Enough with the VAMPIRE jokes, already!!! I don’t drink the damn blood! Please come up with some new material.
Now, for those of you who are squeamish at the sight of blood, I propose this to think about. Blood is amazing. It is absolutely amazing. There are thousands and thousands of tests that can be done on it to pinpoint what is happening in your body. It changes daily—hourly—and reflects your overall health with those changes. It is life. It sustains and gives us life. Under a microscope it is pretty cool. Heavenly Father knew what he was doing when he created the human body. Amazing stuff and highly under-rated.
This little profession of mine has spilled over into my every day life in odd ways. I am forever catching myself eyeballing peoples hands and arms for veins. I have a lot of repenting to do as well because I find myself coveting those veins and wanting to draw them. That is considered a sin, right? Vein coveting? My family thinks I’m sick in the head. I plead the 5th.
I have seen some sad and scary and gory things in this little adventure of mine. I see things I never thought I would see. Some days I weep. Some days I have to shake my head and laugh. Some days I come home numb. However, inevitably, I always return home after a long day in the trenches and am thankful for the gifts and blessings I have in my life. Health and wholeness and safety. Then I’m ready to poke some more.
This was a portion of a letter written to one of my oldest and dearest friends at a time when he was experiencing heartache. A heartache greater than he has ever known…and I wasn’t quite sure how to help him. All I could do was share the thoughts that were floating in and out of my little mind.

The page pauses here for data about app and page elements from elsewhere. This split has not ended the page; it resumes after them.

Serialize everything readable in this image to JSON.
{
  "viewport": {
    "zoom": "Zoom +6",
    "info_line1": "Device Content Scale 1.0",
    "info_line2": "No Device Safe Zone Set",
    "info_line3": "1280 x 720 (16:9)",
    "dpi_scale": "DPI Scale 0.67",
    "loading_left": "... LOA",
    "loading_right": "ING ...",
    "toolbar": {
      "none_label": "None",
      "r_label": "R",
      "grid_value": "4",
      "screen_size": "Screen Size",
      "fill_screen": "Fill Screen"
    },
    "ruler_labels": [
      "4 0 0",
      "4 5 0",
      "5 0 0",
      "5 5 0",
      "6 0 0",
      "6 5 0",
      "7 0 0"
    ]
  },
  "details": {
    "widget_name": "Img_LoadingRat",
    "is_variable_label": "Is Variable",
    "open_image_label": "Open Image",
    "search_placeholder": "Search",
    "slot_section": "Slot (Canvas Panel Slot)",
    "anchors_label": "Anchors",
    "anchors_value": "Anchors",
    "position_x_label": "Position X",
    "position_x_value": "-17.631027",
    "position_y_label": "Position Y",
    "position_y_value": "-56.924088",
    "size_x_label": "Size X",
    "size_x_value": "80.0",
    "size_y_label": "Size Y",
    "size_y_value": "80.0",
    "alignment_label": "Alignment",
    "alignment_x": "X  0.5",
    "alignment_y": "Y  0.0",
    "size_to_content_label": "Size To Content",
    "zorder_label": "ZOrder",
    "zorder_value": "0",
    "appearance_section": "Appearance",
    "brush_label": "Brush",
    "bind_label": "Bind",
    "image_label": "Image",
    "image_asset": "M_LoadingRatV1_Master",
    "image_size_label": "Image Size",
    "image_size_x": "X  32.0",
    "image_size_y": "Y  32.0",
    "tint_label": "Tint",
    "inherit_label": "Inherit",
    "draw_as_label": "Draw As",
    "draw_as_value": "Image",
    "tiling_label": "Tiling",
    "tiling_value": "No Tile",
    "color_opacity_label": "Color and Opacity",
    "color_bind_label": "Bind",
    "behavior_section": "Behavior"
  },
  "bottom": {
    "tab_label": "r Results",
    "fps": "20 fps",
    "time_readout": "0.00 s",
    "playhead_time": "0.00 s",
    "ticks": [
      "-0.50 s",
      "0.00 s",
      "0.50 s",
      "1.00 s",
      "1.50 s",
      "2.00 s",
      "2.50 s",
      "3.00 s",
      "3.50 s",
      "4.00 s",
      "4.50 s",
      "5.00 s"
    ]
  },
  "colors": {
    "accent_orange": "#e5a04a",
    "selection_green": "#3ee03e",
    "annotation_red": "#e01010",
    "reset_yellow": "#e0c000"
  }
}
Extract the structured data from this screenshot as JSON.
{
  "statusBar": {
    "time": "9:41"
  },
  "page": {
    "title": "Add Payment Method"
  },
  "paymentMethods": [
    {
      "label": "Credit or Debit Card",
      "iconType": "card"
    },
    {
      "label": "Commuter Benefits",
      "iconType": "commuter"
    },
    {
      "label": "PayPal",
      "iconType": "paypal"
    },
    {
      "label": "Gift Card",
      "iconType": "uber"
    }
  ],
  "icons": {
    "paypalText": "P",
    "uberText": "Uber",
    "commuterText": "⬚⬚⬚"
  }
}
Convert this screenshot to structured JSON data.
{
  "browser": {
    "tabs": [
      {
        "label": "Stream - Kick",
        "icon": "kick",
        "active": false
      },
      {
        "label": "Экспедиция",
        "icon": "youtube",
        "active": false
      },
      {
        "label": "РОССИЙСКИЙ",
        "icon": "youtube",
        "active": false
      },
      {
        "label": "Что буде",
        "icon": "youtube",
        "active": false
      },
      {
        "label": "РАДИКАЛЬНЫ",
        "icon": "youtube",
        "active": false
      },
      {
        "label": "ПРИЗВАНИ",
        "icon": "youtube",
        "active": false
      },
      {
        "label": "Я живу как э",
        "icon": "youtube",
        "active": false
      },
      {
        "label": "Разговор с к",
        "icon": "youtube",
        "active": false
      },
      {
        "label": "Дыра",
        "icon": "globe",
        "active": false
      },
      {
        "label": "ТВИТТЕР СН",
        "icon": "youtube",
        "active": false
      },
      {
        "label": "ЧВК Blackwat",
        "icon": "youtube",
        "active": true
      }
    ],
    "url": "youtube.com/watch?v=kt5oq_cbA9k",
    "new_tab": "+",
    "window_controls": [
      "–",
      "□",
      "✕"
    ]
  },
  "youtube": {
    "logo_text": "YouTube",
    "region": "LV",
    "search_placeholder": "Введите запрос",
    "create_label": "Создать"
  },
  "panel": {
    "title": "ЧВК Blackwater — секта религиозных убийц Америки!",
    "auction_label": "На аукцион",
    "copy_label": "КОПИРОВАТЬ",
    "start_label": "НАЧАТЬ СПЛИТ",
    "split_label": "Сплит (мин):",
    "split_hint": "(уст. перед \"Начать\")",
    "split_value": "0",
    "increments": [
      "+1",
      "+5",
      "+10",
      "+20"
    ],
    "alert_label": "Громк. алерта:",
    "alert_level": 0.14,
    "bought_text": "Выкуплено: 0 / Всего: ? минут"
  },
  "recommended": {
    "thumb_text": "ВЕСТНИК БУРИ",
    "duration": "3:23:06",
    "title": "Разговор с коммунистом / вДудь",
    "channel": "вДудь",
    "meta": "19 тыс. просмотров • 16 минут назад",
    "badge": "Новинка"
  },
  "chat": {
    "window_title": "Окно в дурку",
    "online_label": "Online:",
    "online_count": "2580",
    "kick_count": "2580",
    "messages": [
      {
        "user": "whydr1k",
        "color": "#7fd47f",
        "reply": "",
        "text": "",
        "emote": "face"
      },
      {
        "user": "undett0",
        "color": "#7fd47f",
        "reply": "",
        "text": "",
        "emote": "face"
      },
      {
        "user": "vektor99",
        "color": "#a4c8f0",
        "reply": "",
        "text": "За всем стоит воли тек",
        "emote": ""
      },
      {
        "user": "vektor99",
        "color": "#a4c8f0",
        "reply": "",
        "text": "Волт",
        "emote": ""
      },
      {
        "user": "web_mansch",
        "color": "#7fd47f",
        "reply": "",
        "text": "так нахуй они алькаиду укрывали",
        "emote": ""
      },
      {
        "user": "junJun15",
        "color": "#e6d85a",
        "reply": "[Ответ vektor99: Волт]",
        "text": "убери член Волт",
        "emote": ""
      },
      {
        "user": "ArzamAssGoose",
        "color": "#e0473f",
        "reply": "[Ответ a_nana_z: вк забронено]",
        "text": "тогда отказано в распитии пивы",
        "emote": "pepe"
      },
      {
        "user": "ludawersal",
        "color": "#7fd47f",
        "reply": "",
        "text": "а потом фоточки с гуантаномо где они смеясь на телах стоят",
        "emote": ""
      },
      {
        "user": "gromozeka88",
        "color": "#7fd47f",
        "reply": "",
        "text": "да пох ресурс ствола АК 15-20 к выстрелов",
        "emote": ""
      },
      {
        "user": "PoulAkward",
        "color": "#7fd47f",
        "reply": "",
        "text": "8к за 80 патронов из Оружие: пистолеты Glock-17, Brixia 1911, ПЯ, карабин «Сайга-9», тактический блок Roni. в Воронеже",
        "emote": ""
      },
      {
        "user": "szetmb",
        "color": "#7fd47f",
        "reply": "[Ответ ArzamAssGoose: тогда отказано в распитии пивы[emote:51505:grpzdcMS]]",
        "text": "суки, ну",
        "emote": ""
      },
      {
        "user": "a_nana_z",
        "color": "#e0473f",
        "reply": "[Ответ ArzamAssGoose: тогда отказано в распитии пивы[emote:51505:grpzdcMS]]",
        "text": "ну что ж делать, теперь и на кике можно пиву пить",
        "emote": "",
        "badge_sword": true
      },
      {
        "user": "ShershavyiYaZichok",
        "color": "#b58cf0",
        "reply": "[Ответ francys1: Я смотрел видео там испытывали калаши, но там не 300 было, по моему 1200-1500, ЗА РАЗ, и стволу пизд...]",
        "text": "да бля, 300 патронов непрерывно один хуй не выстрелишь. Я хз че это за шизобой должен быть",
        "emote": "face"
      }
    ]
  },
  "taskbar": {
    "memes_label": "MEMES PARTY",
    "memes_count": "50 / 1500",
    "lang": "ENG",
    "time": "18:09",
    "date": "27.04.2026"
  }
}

When I went out for my little “jog” last night and you came with me. Your troubles kept time with my feet as I tried to pace myself. As it was growing duskier (is that a word?) and I decided to head home, I turned the corner for the final stretch and there before me was one of the most beautiful sunsets I had ever seen. Pinks and peaches touched with blue and grey—the texture of the clouds reminded me of watching the tide roll in. It was gorgeous. I had the very specific thought come to my mind that we are all in different phases of our “day”. Some of us are in the dawn of experience; just emerging from the darkness and dampness of night, when the only light is the kind that doesn’t warm or uplift or edify. Some are in midday. They enjoy a time of warmth and security and light. They can see where they are headed and seem to know how to get there. Some are headed into the darkness of turmoil and turbulence from dusk. Some are stuck in what seems a never ending night. They wonder how they got there and when it will end. It is cold and unnerving and lonely.
The truth of the matter is, we all have our dawns and dusks. We move—sometimes unnoticeable and effortlessly—from one time frame to another, often times at the will and whim of others in our lives. Sometimes it is at our own doing. Whoever the fault lies with, we travel independently, yet together, in this never ending cycle of life, over and over and over. But, beauty follows, no matter where we are. The dawn and it’s saving light are the most beautiful to those who have fought with the blackness of night. The sunset and it’s glory are pure inspiration and promise to those who are leaving the day and heading into darker territory.
Right now, you are in the darkness and you know it. But dawn is coming. It will come.
I have come to recognize that often times the things I am trying to share with others through words are the things that I need. They are what I need to hear…and what I need to hear very often comes through me. Myself. It’s a lovely thought that what I need is something that I already have.